The plot revolves around an evil Kermit lookalike name Constantine who takes Kermit’s place as the director of The Muppet Show with the help of their new agent Dominic Badguy (Ricky Gervais). Kermit gets shipped off to a Siberian gulag in Constantine’s place, but none of The Muppets notice his absence because Constantine – despite his outrageous Russian accent – gives them everything they want. He lets Gonzo do his most dangerous stunts, he lets Dr. Teeth & The Electric Mayhem indulge in hour-long drum solos, and he even agrees to marry Miss Piggy after years of waffling on the part of her real paramour. Constantine and Badguy are just using The Muppets’ European tour as a cover for their crimewave, and of course Kermit has to escape the clutches of his amorous captor Nadya (Tina Fey) before Constantine marries Miss Piggy and steals the Crown Jewels.
Director James Bobin and his co-writer Nicholas Stoller riddle Muppets Most Wanted with clever jokes about Constantine’s terrible Kermit impressions and the buddy cop duo on his tail, played by Sam Eagle and Ty Burrell, but the jokes and the plot never use The Muppets as a starting point. Kermit and Miss Piggy’s relationship is just an excuse for a suspenseful climactic “will they or won’t they” wedding, and Kermit’s relationship with the rest of The Muppets is strained for no other reason than the plot suddenly demands it. Poor Constantine is bestowed with a great character trait – a master criminal with stage fright – but the joke goes nowhere, and is swiftly forgotten after an initial disastrous performance.
Who The Muppets are, and what they are about, is insignificant to Muppets Most Wanted. After the enormous effort director James Bobin took to make these characters matter again in The Muppets, after years of slumming in exactly this kind of trifle (far less funny though they were), this can only be seen as a step backwards for both the characters and the franchise. So little care is taken to preserve the integrity of The Muppets that even though the opening number concludes with an explanation about why this film will is titled Muppets Again, it transitions immediately to the only recently-changed title Muppets Most Wanted.
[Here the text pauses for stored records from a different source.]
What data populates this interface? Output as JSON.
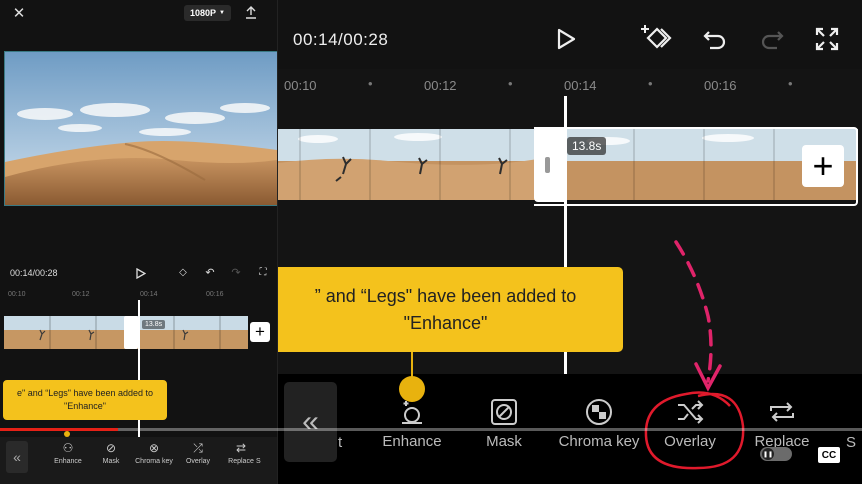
{
  "left_panel": {
    "resolution": "1080P",
    "timer": "00:14/00:28",
    "ruler_ticks": [
      "00:10",
      "00:12",
      "00:14",
      "00:16"
    ],
    "clip_duration": "13.8s",
    "tooltip": "e\" and “Legs\" have been added to \"Enhance\"",
    "toolbar": [
      "Enhance",
      "Mask",
      "Chroma key",
      "Overlay",
      "Replace",
      "S"
    ]
  },
  "right_panel": {
    "timer": "00:14/00:28",
    "ruler_ticks": [
      "00:10",
      "00:12",
      "00:14",
      "00:16"
    ],
    "clip_duration": "13.8s",
    "tooltip_line1": "” and “Legs\" have been added to",
    "tooltip_line2": "\"Enhance\"",
    "toolbar": {
      "partial": "t",
      "enhance": "Enhance",
      "mask": "Mask",
      "chroma_key": "Chroma key",
      "overlay": "Overlay",
      "replace": "Replace",
      "s": "S"
    }
  },
  "video_player": {
    "progress": 0.137,
    "cc_label": "CC"
  },
  "colors": {
    "tooltip": "#f4c21c",
    "progress": "#e62117",
    "annotation": "#e01a2c"
  }
}
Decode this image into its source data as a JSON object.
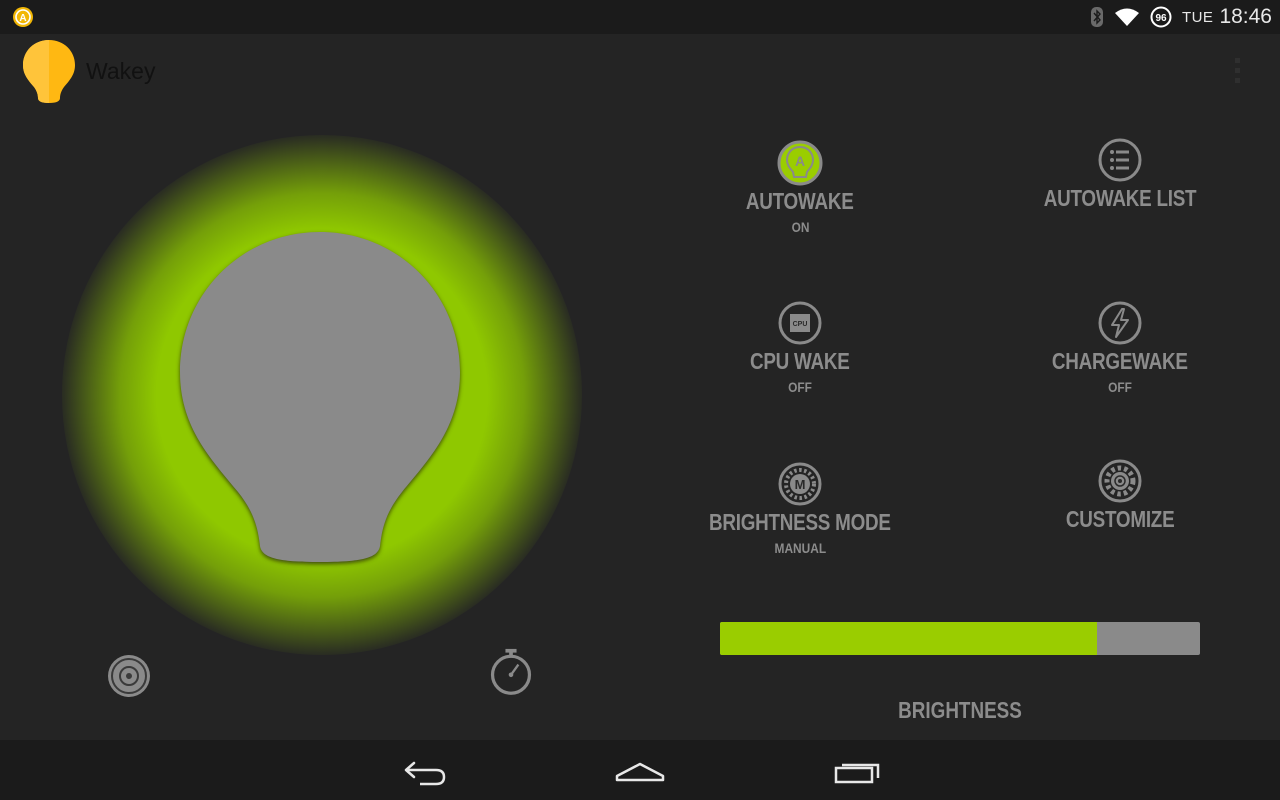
{
  "status_bar": {
    "day": "TUE",
    "time": "18:46",
    "battery": "96",
    "icons": [
      "autowake-notification-icon",
      "bluetooth-icon",
      "wifi-icon",
      "battery-icon"
    ]
  },
  "action_bar": {
    "title": "Wakey",
    "app_icon": "lightbulb-icon",
    "overflow_icon": "overflow-menu-icon"
  },
  "bulb": {
    "state": "on",
    "glow_color": "#8fc800",
    "bulb_color": "#8a8a8a"
  },
  "bottom_controls": [
    {
      "icon": "disc-icon"
    },
    {
      "icon": "timer-icon"
    }
  ],
  "tiles": [
    {
      "label": "AUTOWAKE",
      "sub": "ON",
      "icon": "autowake-icon",
      "active": true
    },
    {
      "label": "AUTOWAKE LIST",
      "sub": "",
      "icon": "list-icon",
      "active": false
    },
    {
      "label": "CPU WAKE",
      "sub": "OFF",
      "icon": "cpu-icon",
      "active": false
    },
    {
      "label": "CHARGEWAKE",
      "sub": "OFF",
      "icon": "lightning-icon",
      "active": false
    },
    {
      "label": "BRIGHTNESS MODE",
      "sub": "MANUAL",
      "icon": "manual-mode-icon",
      "active": false
    },
    {
      "label": "CUSTOMIZE",
      "sub": "",
      "icon": "gear-icon",
      "active": false
    }
  ],
  "brightness": {
    "label": "BRIGHTNESS",
    "value_fraction": 0.785,
    "fill_color": "#9acd00",
    "track_color": "#8a8a8a"
  },
  "nav_bar": {
    "buttons": [
      "back-icon",
      "home-icon",
      "recents-icon"
    ]
  },
  "accent_color": "#9acd00"
}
After one successful comeback, The Muppets have already fallen prey to the meaningless cash-in mentality that made it necessary to comeback in the first place. Humor, no matter how funny, has won out over the beloved creations and all the efforts made to make them feel real. What we most want is The Muppets themselves, and if the films aren’t going to do more with them, maybe we should start wanting something else.